High cap. A high cap is almost justifiable. Instead of trying to lock down a legal firm’s rates, you are instead perhaps buying a little security for a GC and their CFO to reduce risk and offer some forward visibility across the 12 and 24 month business cycles. But you still have no fundamental idea whether the cap will be hit, or whether you are getting value for money from your spend: it’s merely an artificial marker.
To make this more obvious, let’s take capping to its logical conclusion: both parties are on a capped deal. Quite clearly, the advantage lies with whichever party survives the longest without reaching their limit, because they will be entitled to the greater diligence. If advantage lies with the softest cap, why have one at all?
Billing isn’t the problem. It’s visibility.
Let’s be clear - there is a place for alternative fee arrangements, including caps and fixed fees, in certain cases. The classic example is a real estate lease. More and more conveyancing pieces of work are being conducted on a fixed fee basis because it is a sufficiently commoditised activity and attracts enough throughput that sometimes both sides will win, sometimes both will lose, and the risk is worth the effort because it is outweighed by the increased business. The cap is effectively a marketing tool, not an instrument of financial management.
But there can be little doubt that capped fees are spreading too far. As we have seen, the apparent predictability they create is an illusion. In more complex work where the scope is likely to change – precisely the complex work where expense is less predictable and a cap more attractive - the challenge is not the actual cost, it’s visibility of work (and the associated cost).
Knowing from the start what the service will cost is a poor but increasingly common substitute for knowing exactly what you are getting. No one likes to emerge from a transaction with the feeling they have been taken advantage of. Yet in a capped situation, either lawyer or client is practically bound to feel aggrieved.
When the focus is exclusively on price, whatever happens, one side will feel cheated. Whatever the number is, no matter how justified or unjustified, either the client will ultimately think “I am no longer receiving value”, or the law firm will feel “We’re throwing in effort for nothing”. All because of an arbitrary number based on initial perception rather than the reality of a matter and the course it has taken.
For the vast majority of work, the key to cost control is visibility.
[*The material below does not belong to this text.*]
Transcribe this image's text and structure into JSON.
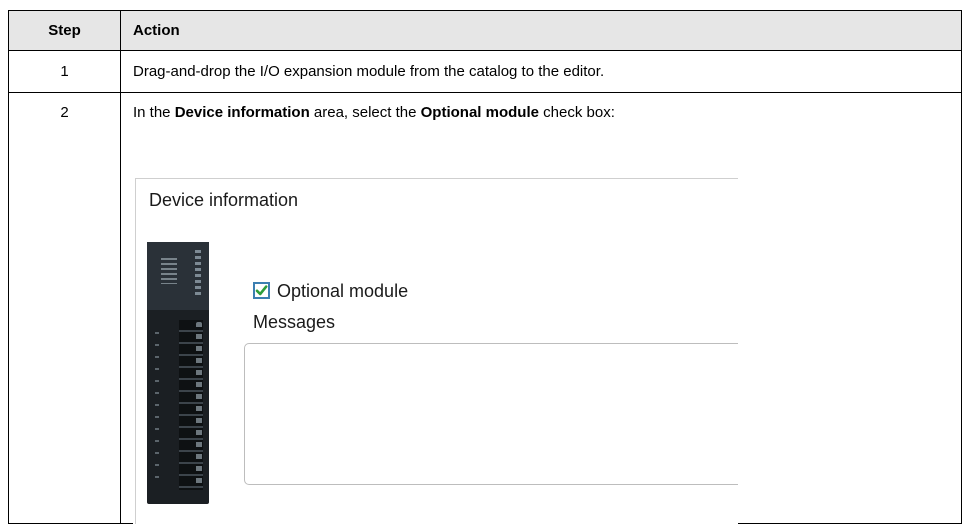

Transparency of the sort offered by Apperio, is invaluable in any matter, opening up in-house or even out-of-house comparisons whereby businesses can compare similar legal issues and the resources and effort required to resolve them. It allows clients to understand their spend, to appreciate the value they have received and to satisfy the CFO’s need for forward planning.
Not only are capped fees an obstruction to the best work; they are therefore an encouragement to opacity and a distortion of market value – making useful comparisons of work harder, not easier. A cap should be there at best for when things go wrong. No one is saying that cost control should not be a priority – but real control comes from visibility, not an arbitrary cap.